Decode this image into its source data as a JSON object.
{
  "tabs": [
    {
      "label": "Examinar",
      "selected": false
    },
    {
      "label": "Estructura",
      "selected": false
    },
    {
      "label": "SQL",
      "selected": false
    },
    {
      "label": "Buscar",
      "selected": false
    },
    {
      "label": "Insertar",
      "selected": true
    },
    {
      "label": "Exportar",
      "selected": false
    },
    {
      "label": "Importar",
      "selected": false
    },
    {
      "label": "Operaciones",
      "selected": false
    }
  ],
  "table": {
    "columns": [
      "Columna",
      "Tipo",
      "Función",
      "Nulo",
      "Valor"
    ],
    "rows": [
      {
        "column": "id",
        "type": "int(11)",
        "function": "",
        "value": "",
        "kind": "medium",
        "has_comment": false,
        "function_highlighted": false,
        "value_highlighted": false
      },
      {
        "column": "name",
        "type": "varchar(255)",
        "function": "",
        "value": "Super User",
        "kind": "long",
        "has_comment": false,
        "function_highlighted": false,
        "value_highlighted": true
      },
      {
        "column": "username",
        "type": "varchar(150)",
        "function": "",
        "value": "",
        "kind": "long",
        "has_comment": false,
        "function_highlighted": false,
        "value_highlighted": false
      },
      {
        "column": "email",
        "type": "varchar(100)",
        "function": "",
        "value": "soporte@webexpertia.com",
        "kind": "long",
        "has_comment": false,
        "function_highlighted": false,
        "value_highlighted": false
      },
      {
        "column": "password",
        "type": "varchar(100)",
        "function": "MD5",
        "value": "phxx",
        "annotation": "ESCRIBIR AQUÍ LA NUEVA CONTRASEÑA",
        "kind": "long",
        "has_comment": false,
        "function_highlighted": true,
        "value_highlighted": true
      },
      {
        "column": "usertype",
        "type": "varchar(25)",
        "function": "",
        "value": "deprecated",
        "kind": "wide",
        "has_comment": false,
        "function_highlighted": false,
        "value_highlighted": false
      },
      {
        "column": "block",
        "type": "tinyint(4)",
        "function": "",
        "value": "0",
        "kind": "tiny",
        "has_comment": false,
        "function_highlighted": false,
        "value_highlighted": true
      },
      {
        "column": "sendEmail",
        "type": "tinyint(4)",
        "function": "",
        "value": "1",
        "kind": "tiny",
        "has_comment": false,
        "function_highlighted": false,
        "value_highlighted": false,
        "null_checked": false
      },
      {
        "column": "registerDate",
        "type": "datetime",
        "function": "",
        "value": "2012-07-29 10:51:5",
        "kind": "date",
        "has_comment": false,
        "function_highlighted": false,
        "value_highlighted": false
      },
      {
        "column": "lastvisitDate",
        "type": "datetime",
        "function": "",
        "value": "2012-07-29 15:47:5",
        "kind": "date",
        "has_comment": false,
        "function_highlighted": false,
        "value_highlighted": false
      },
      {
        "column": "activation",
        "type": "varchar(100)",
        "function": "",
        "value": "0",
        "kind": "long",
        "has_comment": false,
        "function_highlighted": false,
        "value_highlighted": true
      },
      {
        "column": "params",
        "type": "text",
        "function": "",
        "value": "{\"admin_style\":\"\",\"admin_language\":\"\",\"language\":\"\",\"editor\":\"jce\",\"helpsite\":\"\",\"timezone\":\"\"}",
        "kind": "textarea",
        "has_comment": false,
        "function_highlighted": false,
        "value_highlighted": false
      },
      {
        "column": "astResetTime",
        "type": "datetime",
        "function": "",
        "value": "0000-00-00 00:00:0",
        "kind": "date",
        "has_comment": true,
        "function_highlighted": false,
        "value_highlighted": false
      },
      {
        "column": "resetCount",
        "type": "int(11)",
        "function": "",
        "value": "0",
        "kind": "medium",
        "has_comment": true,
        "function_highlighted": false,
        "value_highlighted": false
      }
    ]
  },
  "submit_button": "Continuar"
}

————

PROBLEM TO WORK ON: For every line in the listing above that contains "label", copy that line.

WRITTEN REPLY:
      "label": "Examinar",
      "label": "Estructura",
      "label": "SQL",
      "label": "Buscar",
      "label": "Insertar",
      "label": "Exportar",
      "label": "Importar",
      "label": "Operaciones",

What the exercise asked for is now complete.